Segment Start: RECORDS SHOWN
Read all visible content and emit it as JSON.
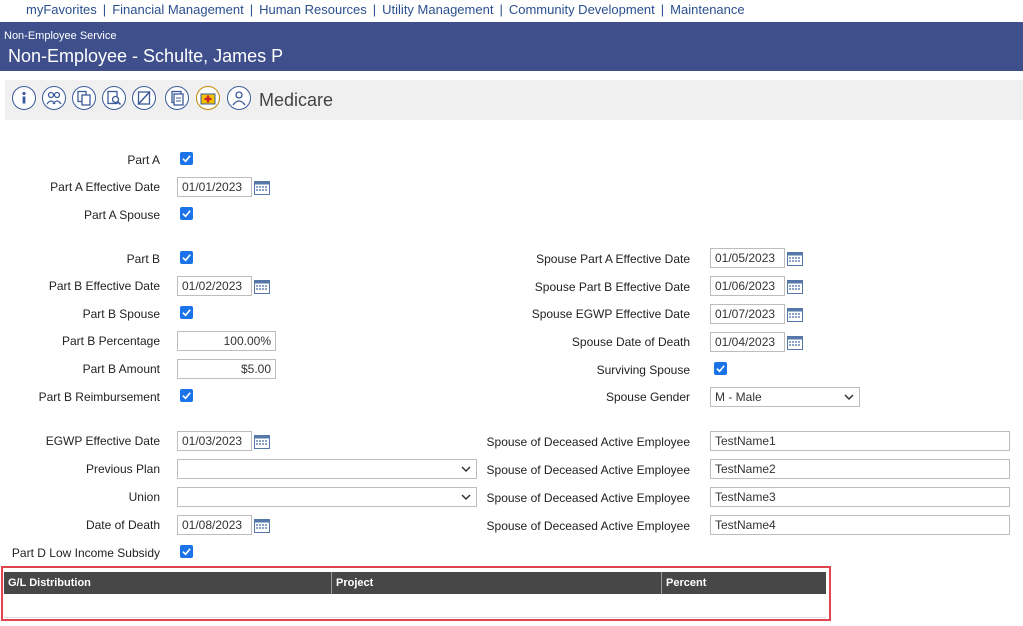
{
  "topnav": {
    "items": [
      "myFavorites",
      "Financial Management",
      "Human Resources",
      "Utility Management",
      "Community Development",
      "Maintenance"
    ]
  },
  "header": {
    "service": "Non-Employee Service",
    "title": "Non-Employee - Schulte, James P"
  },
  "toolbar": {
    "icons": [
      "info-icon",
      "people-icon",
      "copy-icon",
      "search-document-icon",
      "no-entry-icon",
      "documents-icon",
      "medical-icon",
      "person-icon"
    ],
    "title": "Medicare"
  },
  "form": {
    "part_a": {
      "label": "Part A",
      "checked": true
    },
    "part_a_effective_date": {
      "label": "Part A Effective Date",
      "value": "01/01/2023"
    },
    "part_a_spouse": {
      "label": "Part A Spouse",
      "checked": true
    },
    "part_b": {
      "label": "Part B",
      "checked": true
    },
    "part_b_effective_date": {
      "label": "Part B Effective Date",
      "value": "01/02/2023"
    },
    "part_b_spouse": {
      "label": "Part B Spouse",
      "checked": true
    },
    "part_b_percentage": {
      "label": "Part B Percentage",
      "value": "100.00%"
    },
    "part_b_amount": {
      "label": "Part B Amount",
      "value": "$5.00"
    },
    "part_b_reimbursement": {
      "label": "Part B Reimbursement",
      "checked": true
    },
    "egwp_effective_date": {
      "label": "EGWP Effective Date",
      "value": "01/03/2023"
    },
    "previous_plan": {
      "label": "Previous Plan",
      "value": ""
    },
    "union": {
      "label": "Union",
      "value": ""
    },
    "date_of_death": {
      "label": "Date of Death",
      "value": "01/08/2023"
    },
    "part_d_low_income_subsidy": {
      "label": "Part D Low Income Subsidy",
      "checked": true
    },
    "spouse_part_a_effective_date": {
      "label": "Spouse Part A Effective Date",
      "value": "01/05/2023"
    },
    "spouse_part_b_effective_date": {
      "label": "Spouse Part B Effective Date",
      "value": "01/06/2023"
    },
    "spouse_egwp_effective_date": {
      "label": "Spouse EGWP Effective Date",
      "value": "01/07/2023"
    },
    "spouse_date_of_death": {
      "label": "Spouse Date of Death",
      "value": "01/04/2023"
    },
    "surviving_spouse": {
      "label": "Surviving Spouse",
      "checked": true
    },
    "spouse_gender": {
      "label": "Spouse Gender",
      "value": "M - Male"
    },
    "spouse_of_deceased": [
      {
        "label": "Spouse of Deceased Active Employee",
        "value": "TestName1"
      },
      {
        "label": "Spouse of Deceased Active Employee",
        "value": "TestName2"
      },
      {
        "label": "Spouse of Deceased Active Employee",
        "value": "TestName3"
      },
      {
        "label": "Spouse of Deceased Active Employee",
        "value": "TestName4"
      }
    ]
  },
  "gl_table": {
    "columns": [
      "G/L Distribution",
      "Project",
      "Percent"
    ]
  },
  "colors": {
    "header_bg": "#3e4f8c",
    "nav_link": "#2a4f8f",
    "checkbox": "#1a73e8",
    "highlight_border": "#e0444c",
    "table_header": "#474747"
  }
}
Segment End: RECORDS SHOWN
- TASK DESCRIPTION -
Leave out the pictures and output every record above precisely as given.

- RESULT OF THE TASK -
Read all visible content and emit it as JSON.
{
  "topnav": {
    "items": [
      "myFavorites",
      "Financial Management",
      "Human Resources",
      "Utility Management",
      "Community Development",
      "Maintenance"
    ]
  },
  "header": {
    "service": "Non-Employee Service",
    "title": "Non-Employee - Schulte, James P"
  },
  "toolbar": {
    "icons": [
      "info-icon",
      "people-icon",
      "copy-icon",
      "search-document-icon",
      "no-entry-icon",
      "documents-icon",
      "medical-icon",
      "person-icon"
    ],
    "title": "Medicare"
  },
  "form": {
    "part_a": {
      "label": "Part A",
      "checked": true
    },
    "part_a_effective_date": {
      "label": "Part A Effective Date",
      "value": "01/01/2023"
    },
    "part_a_spouse": {
      "label": "Part A Spouse",
      "checked": true
    },
    "part_b": {
      "label": "Part B",
      "checked": true
    },
    "part_b_effective_date": {
      "label": "Part B Effective Date",
      "value": "01/02/2023"
    },
    "part_b_spouse": {
      "label": "Part B Spouse",
      "checked": true
    },
    "part_b_percentage": {
      "label": "Part B Percentage",
      "value": "100.00%"
    },
    "part_b_amount": {
      "label": "Part B Amount",
      "value": "$5.00"
    },
    "part_b_reimbursement": {
      "label": "Part B Reimbursement",
      "checked": true
    },
    "egwp_effective_date": {
      "label": "EGWP Effective Date",
      "value": "01/03/2023"
    },
    "previous_plan": {
      "label": "Previous Plan",
      "value": ""
    },
    "union": {
      "label": "Union",
      "value": ""
    },
    "date_of_death": {
      "label": "Date of Death",
      "value": "01/08/2023"
    },
    "part_d_low_income_subsidy": {
      "label": "Part D Low Income Subsidy",
      "checked": true
    },
    "spouse_part_a_effective_date": {
      "label": "Spouse Part A Effective Date",
      "value": "01/05/2023"
    },
    "spouse_part_b_effective_date": {
      "label": "Spouse Part B Effective Date",
      "value": "01/06/2023"
    },
    "spouse_egwp_effective_date": {
      "label": "Spouse EGWP Effective Date",
      "value": "01/07/2023"
    },
    "spouse_date_of_death": {
      "label": "Spouse Date of Death",
      "value": "01/04/2023"
    },
    "surviving_spouse": {
      "label": "Surviving Spouse",
      "checked": true
    },
    "spouse_gender": {
      "label": "Spouse Gender",
      "value": "M - Male"
    },
    "spouse_of_deceased": [
      {
        "label": "Spouse of Deceased Active Employee",
        "value": "TestName1"
      },
      {
        "label": "Spouse of Deceased Active Employee",
        "value": "TestName2"
      },
      {
        "label": "Spouse of Deceased Active Employee",
        "value": "TestName3"
      },
      {
        "label": "Spouse of Deceased Active Employee",
        "value": "TestName4"
      }
    ]
  },
  "gl_table": {
    "columns": [
      "G/L Distribution",
      "Project",
      "Percent"
    ]
  },
  "colors": {
    "header_bg": "#3e4f8c",
    "nav_link": "#2a4f8f",
    "checkbox": "#1a73e8",
    "highlight_border": "#e0444c",
    "table_header": "#474747"
  }
}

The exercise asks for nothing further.